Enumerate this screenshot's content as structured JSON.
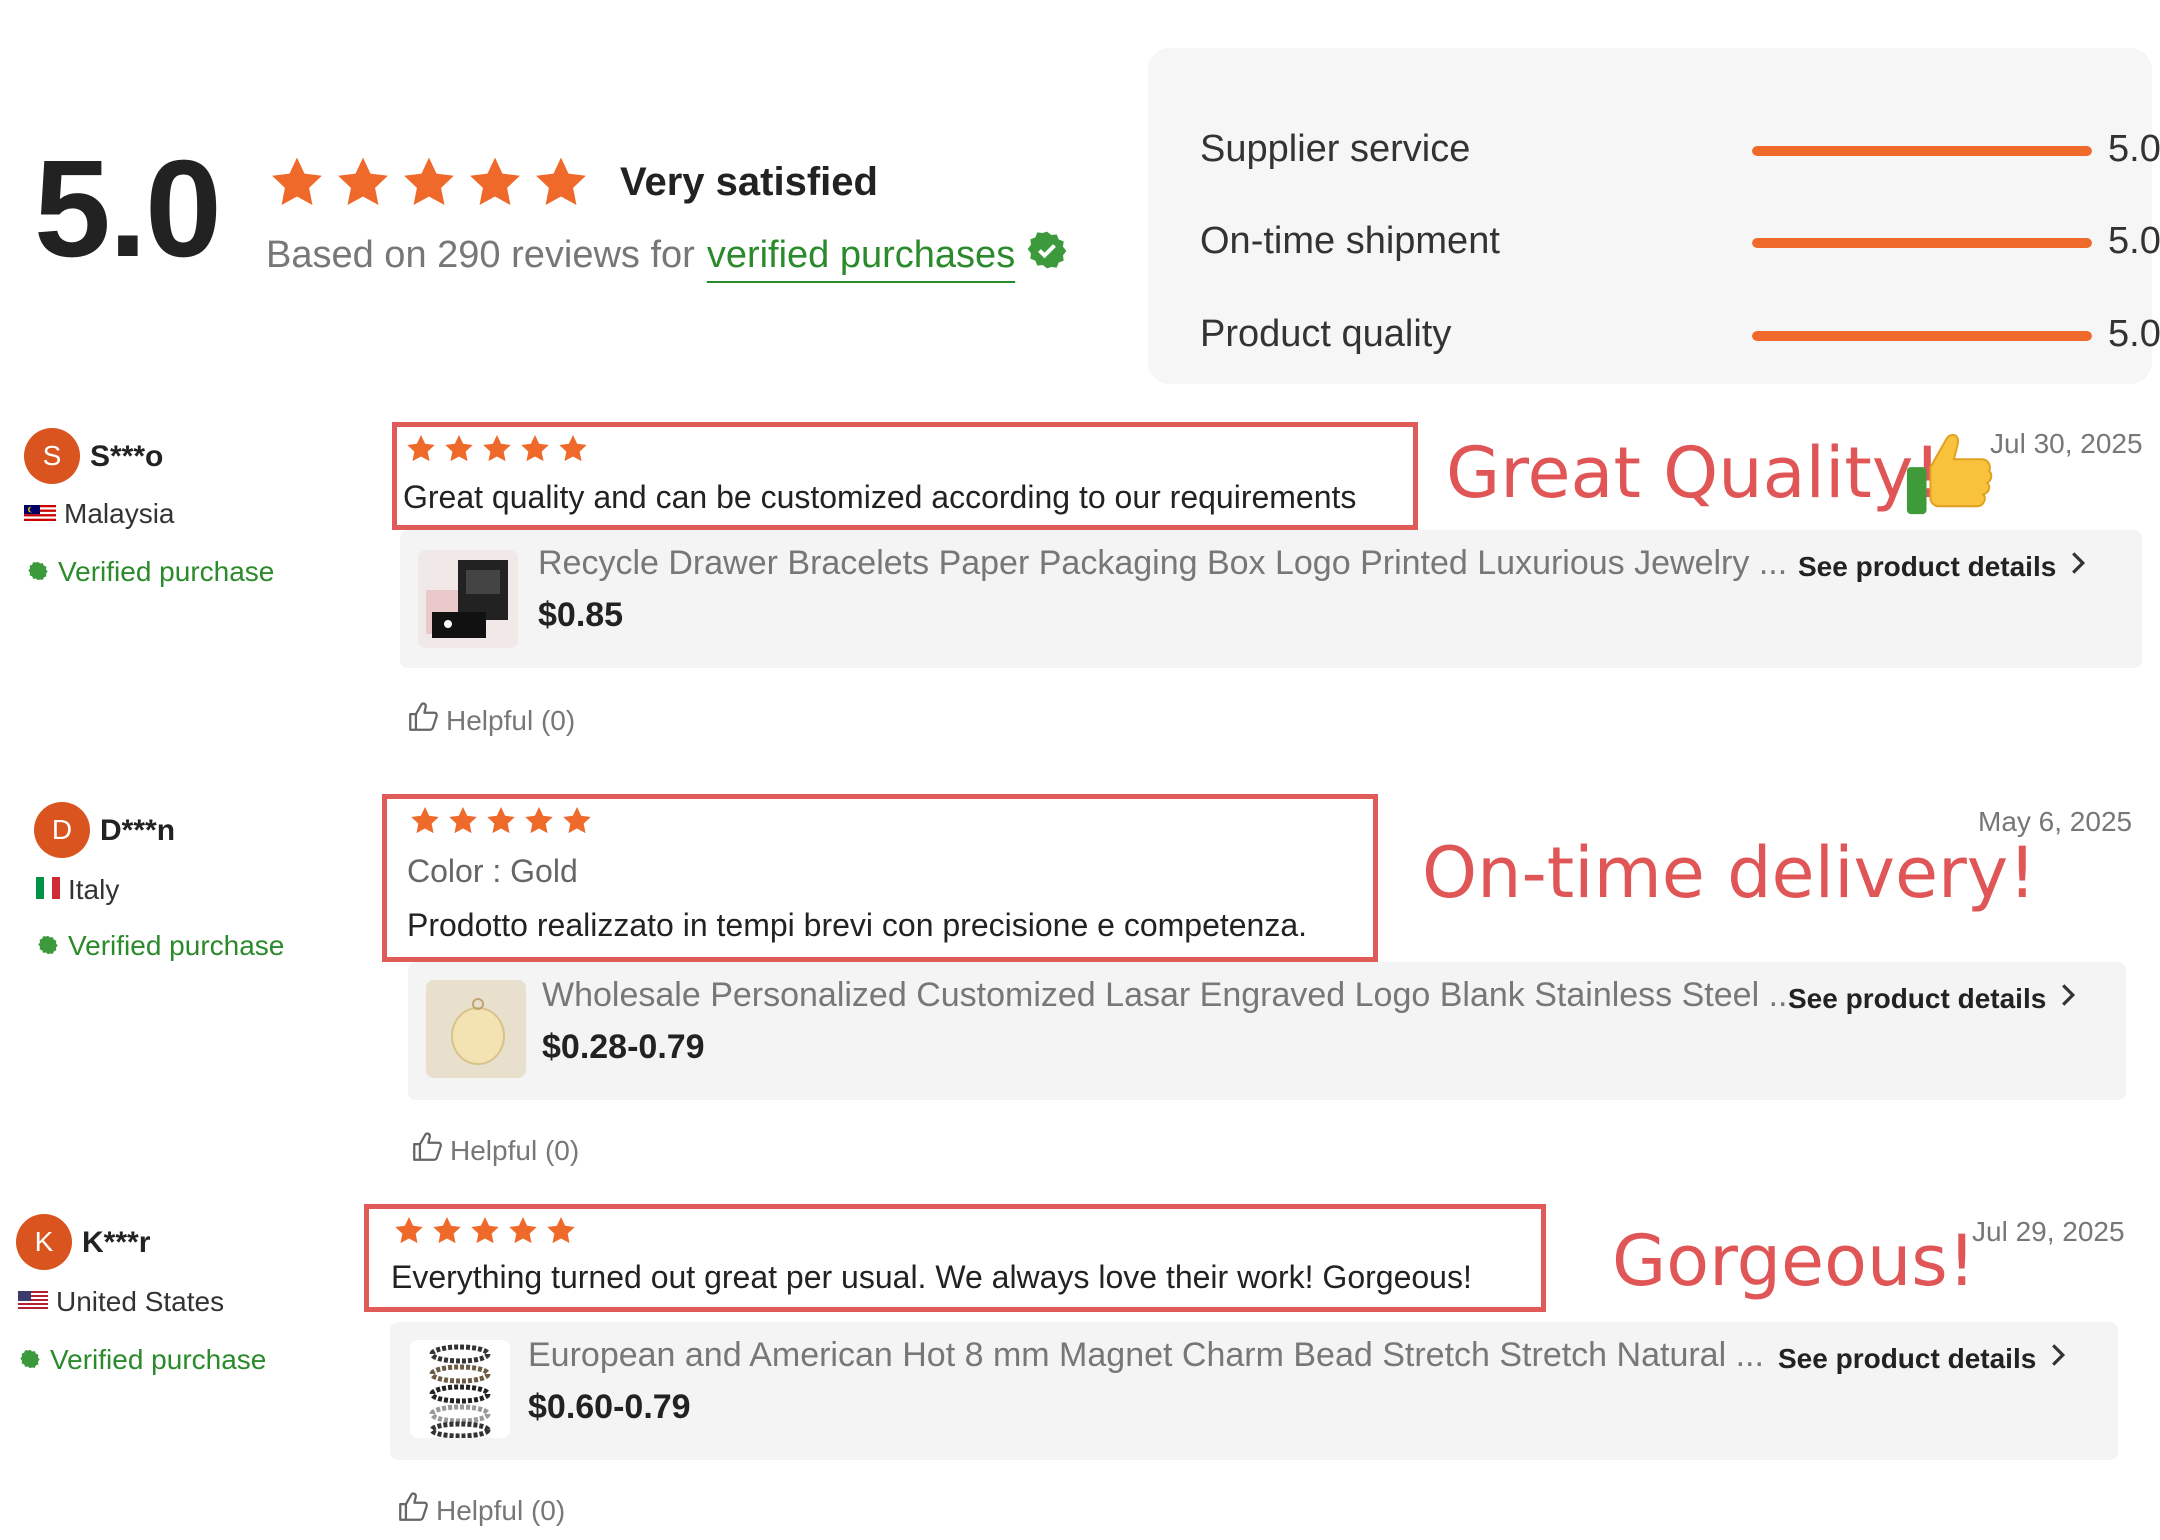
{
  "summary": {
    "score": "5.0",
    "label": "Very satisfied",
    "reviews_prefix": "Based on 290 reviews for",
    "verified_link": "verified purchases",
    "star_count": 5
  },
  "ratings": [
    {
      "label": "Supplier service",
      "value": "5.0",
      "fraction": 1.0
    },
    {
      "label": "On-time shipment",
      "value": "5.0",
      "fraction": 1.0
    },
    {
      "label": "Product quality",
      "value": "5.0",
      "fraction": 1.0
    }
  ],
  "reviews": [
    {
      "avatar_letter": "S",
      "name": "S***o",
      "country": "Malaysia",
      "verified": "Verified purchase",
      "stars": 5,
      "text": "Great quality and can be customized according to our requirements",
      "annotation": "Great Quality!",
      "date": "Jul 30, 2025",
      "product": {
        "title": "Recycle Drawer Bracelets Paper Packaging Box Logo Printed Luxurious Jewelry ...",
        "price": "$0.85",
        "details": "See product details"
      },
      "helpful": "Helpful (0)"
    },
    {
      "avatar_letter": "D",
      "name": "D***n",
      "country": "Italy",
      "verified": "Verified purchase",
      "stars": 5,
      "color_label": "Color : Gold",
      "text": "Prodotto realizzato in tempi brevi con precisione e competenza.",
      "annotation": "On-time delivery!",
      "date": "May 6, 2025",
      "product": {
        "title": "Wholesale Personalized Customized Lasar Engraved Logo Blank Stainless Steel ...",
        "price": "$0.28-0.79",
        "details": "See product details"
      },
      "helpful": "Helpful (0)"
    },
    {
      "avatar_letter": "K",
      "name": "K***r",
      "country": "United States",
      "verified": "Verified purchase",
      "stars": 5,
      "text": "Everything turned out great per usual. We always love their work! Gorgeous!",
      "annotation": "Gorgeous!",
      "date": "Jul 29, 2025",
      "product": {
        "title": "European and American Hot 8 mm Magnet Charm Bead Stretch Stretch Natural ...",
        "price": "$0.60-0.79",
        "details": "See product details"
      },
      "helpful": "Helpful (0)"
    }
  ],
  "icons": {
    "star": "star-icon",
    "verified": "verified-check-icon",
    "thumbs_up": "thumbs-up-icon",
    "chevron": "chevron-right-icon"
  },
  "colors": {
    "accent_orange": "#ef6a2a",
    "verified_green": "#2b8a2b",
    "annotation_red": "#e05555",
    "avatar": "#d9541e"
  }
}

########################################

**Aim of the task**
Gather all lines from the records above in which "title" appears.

**Answer**
        "title": "Recycle Drawer Bracelets Paper Packaging Box Logo Printed Luxurious Jewelry ...",
        "title": "Wholesale Personalized Customized Lasar Engraved Logo Blank Stainless Steel ...",
        "title": "European and American Hot 8 mm Magnet Charm Bead Stretch Stretch Natural ...",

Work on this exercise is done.